  • Evenly browned crisp results for both fries and chicken wings
  • Handy reminder to turn the food halfway through cooking time
  • Exterior casing remains cool to the touch

We were impressed with the Instant Vortex Plus’s cooking capabilities. Both home-made fries, which needed just 2tsp of oil for a 1.1lb / 500g batch, and chicken wings came out evenly browned in under 20 minutes. The fries had crisp exteriors that offered a satisfying crunch when bitten, with fluffy, soft potato inside. Similarly, the chicken wings had crisp skin, but the meat remained succulent. We used the suggested temperature and timings from the Instant Pot app, and in our opinion that wasn’t any need to tweak them, as the results were on point. 

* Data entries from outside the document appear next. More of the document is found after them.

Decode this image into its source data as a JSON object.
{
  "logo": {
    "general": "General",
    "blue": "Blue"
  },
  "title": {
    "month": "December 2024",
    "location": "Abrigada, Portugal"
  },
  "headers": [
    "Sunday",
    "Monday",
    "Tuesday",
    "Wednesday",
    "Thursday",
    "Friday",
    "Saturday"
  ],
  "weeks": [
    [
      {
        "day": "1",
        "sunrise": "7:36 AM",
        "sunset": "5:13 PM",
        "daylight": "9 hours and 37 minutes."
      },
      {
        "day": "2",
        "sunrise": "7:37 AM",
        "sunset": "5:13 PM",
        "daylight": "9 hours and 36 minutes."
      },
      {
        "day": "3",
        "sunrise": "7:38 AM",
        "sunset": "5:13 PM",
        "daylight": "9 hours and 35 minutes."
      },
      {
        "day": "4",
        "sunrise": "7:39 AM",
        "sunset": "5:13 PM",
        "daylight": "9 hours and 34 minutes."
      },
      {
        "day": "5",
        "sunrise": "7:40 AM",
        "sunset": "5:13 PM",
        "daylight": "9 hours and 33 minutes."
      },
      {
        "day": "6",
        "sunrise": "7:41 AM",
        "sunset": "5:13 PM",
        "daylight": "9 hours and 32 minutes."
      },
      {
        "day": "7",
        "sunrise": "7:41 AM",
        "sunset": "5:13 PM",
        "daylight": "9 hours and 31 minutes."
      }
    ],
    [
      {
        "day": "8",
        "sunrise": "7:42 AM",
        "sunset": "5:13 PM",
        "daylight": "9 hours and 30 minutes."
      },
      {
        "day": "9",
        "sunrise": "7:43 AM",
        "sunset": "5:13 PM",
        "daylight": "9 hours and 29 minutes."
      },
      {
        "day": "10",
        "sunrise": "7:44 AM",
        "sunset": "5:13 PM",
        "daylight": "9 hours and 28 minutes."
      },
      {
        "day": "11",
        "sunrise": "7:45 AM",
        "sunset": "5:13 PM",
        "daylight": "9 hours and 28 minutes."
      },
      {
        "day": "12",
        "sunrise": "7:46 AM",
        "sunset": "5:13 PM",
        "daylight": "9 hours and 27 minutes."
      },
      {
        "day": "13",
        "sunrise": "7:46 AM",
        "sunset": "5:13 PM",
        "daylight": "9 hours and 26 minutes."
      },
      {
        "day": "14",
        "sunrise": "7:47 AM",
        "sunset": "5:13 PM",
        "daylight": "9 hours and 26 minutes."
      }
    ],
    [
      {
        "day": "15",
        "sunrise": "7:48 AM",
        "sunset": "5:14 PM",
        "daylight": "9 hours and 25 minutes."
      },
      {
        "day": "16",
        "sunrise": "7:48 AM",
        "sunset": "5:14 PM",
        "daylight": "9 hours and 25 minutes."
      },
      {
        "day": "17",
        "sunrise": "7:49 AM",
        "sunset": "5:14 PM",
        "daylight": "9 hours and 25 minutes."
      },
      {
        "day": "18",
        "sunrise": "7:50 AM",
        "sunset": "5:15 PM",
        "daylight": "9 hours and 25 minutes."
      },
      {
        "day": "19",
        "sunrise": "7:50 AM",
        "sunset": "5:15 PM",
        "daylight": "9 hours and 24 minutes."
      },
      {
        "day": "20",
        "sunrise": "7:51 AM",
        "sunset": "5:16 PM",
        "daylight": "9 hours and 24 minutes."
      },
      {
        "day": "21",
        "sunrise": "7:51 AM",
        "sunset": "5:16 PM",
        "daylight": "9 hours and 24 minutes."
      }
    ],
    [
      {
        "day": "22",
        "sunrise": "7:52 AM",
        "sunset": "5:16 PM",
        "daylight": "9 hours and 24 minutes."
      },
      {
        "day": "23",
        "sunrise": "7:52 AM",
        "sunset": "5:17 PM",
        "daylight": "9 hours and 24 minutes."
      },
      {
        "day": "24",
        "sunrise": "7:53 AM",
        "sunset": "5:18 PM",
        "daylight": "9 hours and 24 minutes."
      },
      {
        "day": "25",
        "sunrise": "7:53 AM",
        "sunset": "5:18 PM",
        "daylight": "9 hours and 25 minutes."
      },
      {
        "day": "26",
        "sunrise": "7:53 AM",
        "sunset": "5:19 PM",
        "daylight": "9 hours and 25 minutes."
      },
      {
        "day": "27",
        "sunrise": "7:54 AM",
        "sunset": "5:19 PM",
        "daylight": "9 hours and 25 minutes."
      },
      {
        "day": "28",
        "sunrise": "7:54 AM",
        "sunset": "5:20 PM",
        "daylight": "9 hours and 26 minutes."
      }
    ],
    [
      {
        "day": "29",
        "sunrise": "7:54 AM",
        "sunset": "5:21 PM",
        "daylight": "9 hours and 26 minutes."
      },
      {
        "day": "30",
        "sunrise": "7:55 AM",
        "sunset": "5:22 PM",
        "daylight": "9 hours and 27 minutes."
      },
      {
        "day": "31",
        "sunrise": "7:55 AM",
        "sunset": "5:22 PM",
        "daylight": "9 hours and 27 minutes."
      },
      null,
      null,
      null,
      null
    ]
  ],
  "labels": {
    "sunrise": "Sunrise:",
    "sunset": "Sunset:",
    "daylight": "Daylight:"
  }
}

Like other air fryers, the Instant Vortex Plus really does speed up cooking times, with the chicken wings taking almost half the time they would take in a conventional oven. We also cooked 1.1lb / 500g of frozen steak-cut fries in the air fryer, and while they weren’t as crisp as the homemade fries, they were evenly browned and ready within 15 minutes, just under half the recommended cooking time for a conventional oven. 

The air fryer provides an audible and visual alert once it’s pre-heated and it’s time to put the food in the basket, and another alert at the half-way point, so that you can turn or shake food as required to ensure it's evenly browned.

As expected, the Instant Vortex Plus makes an extractor-fan like noise during cooking; however this only measured 64db on our decibel meter, which is similar to the noise a dishwasher makes mid-cycle. The sound does only run for the length of cooking time, and for most dishes that’s around 20 to 30 minutes, and we think it’s an acceptable level to deal with in this short time period. The casing remained cool to the touch during use too.

Instant Vortex Plus air fryer

(Image credit: TechRadar)

Should I buy the Instant Vortex Plus?

Buy it if...

You want versatility
As we've already mentioned, the Instant Vortex Plus can do more than just air-fry: it can roast, grill, bake, reheat and dehydrate too. If you’re looking for one device that can do it all, rather than purchasing single-use kitchen gadgets, this is it. 

You want to cut down the time you spend in the kitchen
With fries and chicken wings taking less than 20 minutes, the Instant Vortex Plus really does cut down cooking time, and the audible alerts mean you don’t have to stand over the appliance to check if the food needs turning or not. 

You’re cooking for a family
With such a large capacity, the Instant Vortex Plus is the ideal air fryer to feed several hungry mouths in one go. 

Don't buy it if....

You’re on a budget
This is one of the most expensive air fryers on the market. While it gives crisp, succulent results and is extremely versatile, if you’re on a budget opt for an air fryer from GoWise in the US or Tower in the UK, which are more affordable.

You’re short on space
The Instant Vortex Plus is a bulky device, and takes up a fair amount of countertop space. Its size also means that storing it away in a cupboard after every use might not be practical, so you might want to consider whether you have room for it before you buy.

You want a reheat function to replace your microwave
The reheat function does a good job of turning limp leftovers back into crisp, appetizing meals, but it can’t replace a microwave completely, as it can’t heat ready meals or melt butter for example.

Carrie-Ann Skinner

Carrie-Ann Skinner was formerly Homes Editor at TechRadar, and has more than two decades of experience in both online and print journalism, with 13 years of that spent covering all-things tech. Carrie specializes in smart home devices such as smart plugs and smart lights, as well as large and small appliances including vacuum cleaners, air fryers, stand mixers, and coffee machines. Carrie is now a copy editor at PWC.